(Excerpts from an interface dataset)
***

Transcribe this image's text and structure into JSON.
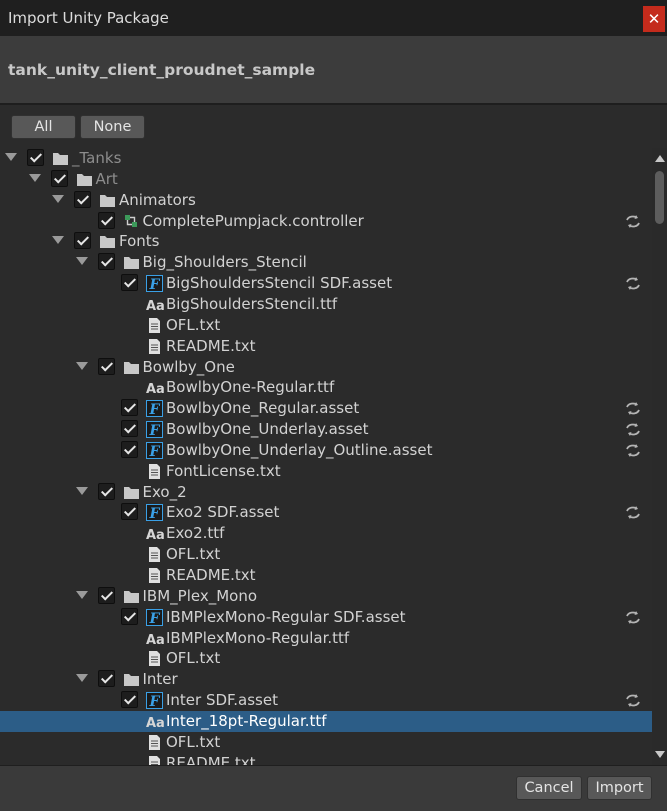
{
  "window": {
    "title": "Import Unity Package",
    "close_glyph": "✕"
  },
  "package": {
    "name": "tank_unity_client_proudnet_sample"
  },
  "selection_buttons": {
    "all_label": "All",
    "none_label": "None"
  },
  "footer": {
    "cancel_label": "Cancel",
    "import_label": "Import"
  },
  "colors": {
    "background": "#282828",
    "selected_row": "#2c5d87",
    "tmp_font_icon": "#3aa0e6",
    "close_button": "#c42b1c"
  },
  "tree": [
    {
      "label": "_Tanks",
      "depth": 0,
      "type": "folder",
      "expander": true,
      "checkbox": true,
      "checked": true,
      "dim": true
    },
    {
      "label": "Art",
      "depth": 1,
      "type": "folder",
      "expander": true,
      "checkbox": true,
      "checked": true,
      "dim": true
    },
    {
      "label": "Animators",
      "depth": 2,
      "type": "folder",
      "expander": true,
      "checkbox": true,
      "checked": true
    },
    {
      "label": "CompletePumpjack.controller",
      "depth": 3,
      "type": "animator-controller",
      "checkbox": true,
      "checked": true,
      "sync": true
    },
    {
      "label": "Fonts",
      "depth": 2,
      "type": "folder",
      "expander": true,
      "checkbox": true,
      "checked": true
    },
    {
      "label": "Big_Shoulders_Stencil",
      "depth": 3,
      "type": "folder",
      "expander": true,
      "checkbox": true,
      "checked": true
    },
    {
      "label": "BigShouldersStencil SDF.asset",
      "depth": 4,
      "type": "tmp-font-asset",
      "checkbox": true,
      "checked": true,
      "sync": true
    },
    {
      "label": "BigShouldersStencil.ttf",
      "depth": 4,
      "type": "font-file"
    },
    {
      "label": "OFL.txt",
      "depth": 4,
      "type": "text-file"
    },
    {
      "label": "README.txt",
      "depth": 4,
      "type": "text-file"
    },
    {
      "label": "Bowlby_One",
      "depth": 3,
      "type": "folder",
      "expander": true,
      "checkbox": true,
      "checked": true
    },
    {
      "label": "BowlbyOne-Regular.ttf",
      "depth": 4,
      "type": "font-file"
    },
    {
      "label": "BowlbyOne_Regular.asset",
      "depth": 4,
      "type": "tmp-font-asset",
      "checkbox": true,
      "checked": true,
      "sync": true
    },
    {
      "label": "BowlbyOne_Underlay.asset",
      "depth": 4,
      "type": "tmp-font-asset",
      "checkbox": true,
      "checked": true,
      "sync": true
    },
    {
      "label": "BowlbyOne_Underlay_Outline.asset",
      "depth": 4,
      "type": "tmp-font-asset",
      "checkbox": true,
      "checked": true,
      "sync": true
    },
    {
      "label": "FontLicense.txt",
      "depth": 4,
      "type": "text-file"
    },
    {
      "label": "Exo_2",
      "depth": 3,
      "type": "folder",
      "expander": true,
      "checkbox": true,
      "checked": true
    },
    {
      "label": "Exo2 SDF.asset",
      "depth": 4,
      "type": "tmp-font-asset",
      "checkbox": true,
      "checked": true,
      "sync": true
    },
    {
      "label": "Exo2.ttf",
      "depth": 4,
      "type": "font-file"
    },
    {
      "label": "OFL.txt",
      "depth": 4,
      "type": "text-file"
    },
    {
      "label": "README.txt",
      "depth": 4,
      "type": "text-file"
    },
    {
      "label": "IBM_Plex_Mono",
      "depth": 3,
      "type": "folder",
      "expander": true,
      "checkbox": true,
      "checked": true
    },
    {
      "label": "IBMPlexMono-Regular SDF.asset",
      "depth": 4,
      "type": "tmp-font-asset",
      "checkbox": true,
      "checked": true,
      "sync": true
    },
    {
      "label": "IBMPlexMono-Regular.ttf",
      "depth": 4,
      "type": "font-file"
    },
    {
      "label": "OFL.txt",
      "depth": 4,
      "type": "text-file"
    },
    {
      "label": "Inter",
      "depth": 3,
      "type": "folder",
      "expander": true,
      "checkbox": true,
      "checked": true
    },
    {
      "label": "Inter SDF.asset",
      "depth": 4,
      "type": "tmp-font-asset",
      "checkbox": true,
      "checked": true,
      "sync": true
    },
    {
      "label": "Inter_18pt-Regular.ttf",
      "depth": 4,
      "type": "font-file",
      "selected": true
    },
    {
      "label": "OFL.txt",
      "depth": 4,
      "type": "text-file"
    },
    {
      "label": "README.txt",
      "depth": 4,
      "type": "text-file"
    }
  ]
}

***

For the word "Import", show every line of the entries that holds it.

    "title": "Import Unity Package",
    "import_label": "Import"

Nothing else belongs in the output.